- Opening Delimiter -

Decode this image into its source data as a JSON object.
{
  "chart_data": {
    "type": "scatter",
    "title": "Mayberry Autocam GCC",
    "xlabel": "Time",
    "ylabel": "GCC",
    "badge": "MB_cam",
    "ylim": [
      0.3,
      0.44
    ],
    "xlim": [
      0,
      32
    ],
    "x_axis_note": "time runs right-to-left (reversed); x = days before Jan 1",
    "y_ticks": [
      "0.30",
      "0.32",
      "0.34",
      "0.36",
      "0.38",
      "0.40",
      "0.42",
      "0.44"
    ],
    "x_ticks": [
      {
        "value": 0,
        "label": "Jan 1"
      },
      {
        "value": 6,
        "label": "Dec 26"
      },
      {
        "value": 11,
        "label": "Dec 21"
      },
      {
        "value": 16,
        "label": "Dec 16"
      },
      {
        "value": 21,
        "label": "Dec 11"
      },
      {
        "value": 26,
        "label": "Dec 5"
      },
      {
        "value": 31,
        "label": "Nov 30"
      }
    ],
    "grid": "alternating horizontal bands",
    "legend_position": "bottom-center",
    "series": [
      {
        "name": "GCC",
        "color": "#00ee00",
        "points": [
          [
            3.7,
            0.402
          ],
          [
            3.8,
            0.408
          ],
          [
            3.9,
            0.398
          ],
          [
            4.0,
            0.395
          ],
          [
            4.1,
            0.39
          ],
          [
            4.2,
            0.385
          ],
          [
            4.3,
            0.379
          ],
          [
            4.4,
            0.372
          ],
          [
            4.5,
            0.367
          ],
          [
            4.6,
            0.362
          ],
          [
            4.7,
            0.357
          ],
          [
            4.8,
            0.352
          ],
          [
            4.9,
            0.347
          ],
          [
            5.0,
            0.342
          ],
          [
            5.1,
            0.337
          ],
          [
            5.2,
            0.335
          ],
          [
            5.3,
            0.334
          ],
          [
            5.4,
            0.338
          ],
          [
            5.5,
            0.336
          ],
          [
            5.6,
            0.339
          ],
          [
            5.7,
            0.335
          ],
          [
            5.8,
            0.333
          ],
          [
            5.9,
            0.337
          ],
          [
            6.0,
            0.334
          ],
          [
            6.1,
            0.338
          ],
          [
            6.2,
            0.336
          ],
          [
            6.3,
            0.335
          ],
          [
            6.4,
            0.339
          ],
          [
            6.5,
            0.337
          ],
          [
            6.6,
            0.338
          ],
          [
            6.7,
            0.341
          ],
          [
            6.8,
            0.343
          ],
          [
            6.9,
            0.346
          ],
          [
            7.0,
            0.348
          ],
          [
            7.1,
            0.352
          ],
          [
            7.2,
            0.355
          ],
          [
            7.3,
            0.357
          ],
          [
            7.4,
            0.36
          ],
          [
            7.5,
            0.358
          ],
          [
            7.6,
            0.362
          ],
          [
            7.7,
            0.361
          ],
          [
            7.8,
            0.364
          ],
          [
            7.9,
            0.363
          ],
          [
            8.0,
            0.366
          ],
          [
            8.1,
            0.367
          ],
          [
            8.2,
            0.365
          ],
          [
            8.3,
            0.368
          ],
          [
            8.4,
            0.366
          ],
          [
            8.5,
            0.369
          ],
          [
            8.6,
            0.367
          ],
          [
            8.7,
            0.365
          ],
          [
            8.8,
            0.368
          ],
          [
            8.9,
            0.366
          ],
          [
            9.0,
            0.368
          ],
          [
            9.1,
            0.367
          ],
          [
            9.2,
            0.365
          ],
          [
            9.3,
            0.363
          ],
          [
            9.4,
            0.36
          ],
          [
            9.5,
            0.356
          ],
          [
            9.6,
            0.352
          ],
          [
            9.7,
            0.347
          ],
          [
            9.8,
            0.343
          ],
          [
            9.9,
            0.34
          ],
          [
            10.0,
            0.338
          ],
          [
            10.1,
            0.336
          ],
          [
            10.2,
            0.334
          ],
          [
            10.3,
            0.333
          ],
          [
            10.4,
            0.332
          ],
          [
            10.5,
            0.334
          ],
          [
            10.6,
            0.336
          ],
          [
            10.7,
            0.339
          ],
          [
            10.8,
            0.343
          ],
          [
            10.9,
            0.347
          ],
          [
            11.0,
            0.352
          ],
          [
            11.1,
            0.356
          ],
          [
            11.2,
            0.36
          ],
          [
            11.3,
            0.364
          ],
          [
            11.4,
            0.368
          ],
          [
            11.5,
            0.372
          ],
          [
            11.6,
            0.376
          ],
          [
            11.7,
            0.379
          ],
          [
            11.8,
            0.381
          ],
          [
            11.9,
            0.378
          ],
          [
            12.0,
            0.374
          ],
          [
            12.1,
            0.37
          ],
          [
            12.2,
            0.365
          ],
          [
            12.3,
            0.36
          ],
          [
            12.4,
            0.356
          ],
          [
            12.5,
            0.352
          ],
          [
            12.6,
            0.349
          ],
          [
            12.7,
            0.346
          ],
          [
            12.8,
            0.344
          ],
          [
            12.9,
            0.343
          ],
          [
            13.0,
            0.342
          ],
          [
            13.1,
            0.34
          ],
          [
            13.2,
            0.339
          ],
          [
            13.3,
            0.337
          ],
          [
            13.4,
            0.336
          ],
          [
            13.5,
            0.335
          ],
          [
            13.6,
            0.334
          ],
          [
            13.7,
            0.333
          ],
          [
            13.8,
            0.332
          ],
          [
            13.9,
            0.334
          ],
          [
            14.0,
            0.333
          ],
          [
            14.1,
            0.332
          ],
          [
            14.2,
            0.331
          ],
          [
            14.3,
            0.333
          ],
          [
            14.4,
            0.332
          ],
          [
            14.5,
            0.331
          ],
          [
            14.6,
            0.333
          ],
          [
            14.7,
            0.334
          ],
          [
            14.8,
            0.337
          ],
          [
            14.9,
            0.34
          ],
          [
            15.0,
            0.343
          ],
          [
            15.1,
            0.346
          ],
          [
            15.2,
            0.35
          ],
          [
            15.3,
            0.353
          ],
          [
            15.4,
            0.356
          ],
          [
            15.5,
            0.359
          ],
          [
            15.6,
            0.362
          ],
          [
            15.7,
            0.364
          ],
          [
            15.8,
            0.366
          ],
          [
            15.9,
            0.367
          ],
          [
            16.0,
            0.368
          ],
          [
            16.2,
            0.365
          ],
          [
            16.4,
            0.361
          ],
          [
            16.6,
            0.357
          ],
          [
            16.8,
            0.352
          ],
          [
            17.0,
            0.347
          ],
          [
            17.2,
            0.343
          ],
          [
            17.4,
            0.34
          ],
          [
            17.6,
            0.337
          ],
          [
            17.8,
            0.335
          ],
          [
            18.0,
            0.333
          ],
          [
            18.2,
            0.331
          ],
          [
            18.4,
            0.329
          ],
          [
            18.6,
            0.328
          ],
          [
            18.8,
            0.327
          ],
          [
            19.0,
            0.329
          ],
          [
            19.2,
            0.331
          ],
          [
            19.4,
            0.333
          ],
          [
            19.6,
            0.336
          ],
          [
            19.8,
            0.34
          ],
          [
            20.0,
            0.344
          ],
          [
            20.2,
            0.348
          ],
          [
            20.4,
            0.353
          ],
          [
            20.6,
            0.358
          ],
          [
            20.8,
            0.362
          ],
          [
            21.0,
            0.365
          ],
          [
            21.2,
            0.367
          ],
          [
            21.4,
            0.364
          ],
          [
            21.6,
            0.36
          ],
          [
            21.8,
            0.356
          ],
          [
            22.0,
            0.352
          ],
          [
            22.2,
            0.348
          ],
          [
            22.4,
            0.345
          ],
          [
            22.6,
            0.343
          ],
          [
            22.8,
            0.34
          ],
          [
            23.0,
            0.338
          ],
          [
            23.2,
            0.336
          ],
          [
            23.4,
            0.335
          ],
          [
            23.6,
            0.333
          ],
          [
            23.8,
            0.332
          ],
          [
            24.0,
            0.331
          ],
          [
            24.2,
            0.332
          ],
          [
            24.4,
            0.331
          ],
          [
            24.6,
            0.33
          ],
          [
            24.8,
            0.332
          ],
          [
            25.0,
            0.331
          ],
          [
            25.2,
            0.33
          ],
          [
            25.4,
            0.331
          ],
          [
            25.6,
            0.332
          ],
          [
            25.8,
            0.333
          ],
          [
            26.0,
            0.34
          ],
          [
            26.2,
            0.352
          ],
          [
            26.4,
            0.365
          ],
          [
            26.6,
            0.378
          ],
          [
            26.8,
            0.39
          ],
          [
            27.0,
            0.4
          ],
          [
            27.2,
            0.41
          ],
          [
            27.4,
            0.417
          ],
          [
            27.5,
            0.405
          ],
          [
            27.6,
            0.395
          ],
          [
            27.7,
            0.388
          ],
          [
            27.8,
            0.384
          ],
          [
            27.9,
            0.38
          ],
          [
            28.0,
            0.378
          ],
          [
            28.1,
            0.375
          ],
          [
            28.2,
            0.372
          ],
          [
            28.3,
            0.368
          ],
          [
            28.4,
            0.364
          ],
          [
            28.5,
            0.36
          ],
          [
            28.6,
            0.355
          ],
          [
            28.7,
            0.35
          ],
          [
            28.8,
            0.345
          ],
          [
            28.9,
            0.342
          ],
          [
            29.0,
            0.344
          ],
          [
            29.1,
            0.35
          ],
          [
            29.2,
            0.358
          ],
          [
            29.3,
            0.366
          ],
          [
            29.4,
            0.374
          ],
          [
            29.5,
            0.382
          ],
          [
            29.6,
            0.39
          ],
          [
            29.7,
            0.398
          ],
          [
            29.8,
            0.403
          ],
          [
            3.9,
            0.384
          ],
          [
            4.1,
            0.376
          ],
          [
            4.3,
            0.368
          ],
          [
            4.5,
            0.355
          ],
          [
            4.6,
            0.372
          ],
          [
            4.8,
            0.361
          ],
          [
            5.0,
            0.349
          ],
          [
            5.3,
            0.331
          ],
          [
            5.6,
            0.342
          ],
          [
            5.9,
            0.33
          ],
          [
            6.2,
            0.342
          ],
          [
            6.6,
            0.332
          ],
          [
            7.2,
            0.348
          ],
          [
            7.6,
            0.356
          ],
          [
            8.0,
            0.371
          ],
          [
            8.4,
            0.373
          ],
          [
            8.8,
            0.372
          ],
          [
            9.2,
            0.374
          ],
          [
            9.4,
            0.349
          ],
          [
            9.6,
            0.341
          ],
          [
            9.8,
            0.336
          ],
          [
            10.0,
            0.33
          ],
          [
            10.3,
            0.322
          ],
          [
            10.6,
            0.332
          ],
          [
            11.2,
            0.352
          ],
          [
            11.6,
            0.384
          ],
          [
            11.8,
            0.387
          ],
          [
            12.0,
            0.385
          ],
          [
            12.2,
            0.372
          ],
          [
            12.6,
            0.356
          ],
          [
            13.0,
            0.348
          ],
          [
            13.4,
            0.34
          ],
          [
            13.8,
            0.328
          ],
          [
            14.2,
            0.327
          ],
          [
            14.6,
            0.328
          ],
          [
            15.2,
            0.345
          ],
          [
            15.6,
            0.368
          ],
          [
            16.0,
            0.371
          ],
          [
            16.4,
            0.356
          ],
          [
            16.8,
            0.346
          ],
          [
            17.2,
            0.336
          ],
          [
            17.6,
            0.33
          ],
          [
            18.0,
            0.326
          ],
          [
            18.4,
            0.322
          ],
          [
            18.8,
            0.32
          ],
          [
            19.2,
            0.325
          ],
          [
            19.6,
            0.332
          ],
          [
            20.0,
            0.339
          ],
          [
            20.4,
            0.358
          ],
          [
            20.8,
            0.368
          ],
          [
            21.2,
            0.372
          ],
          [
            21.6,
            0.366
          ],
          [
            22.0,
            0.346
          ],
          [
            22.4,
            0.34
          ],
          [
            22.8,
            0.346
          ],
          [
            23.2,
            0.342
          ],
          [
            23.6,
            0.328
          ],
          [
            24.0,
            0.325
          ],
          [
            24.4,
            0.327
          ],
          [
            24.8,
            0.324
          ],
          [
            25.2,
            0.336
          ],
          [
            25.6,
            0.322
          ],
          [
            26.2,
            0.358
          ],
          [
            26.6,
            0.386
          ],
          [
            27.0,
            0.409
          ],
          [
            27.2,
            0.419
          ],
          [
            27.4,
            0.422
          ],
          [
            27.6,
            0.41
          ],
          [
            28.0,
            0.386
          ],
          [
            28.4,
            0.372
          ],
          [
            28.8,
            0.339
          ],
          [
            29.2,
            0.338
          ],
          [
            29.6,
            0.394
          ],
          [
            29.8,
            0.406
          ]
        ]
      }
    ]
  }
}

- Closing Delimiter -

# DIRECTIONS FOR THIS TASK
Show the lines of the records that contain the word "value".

# SOLUTION
        "value": 0,
        "value": 6,
        "value": 11,
        "value": 16,
        "value": 21,
        "value": 26,
        "value": 31,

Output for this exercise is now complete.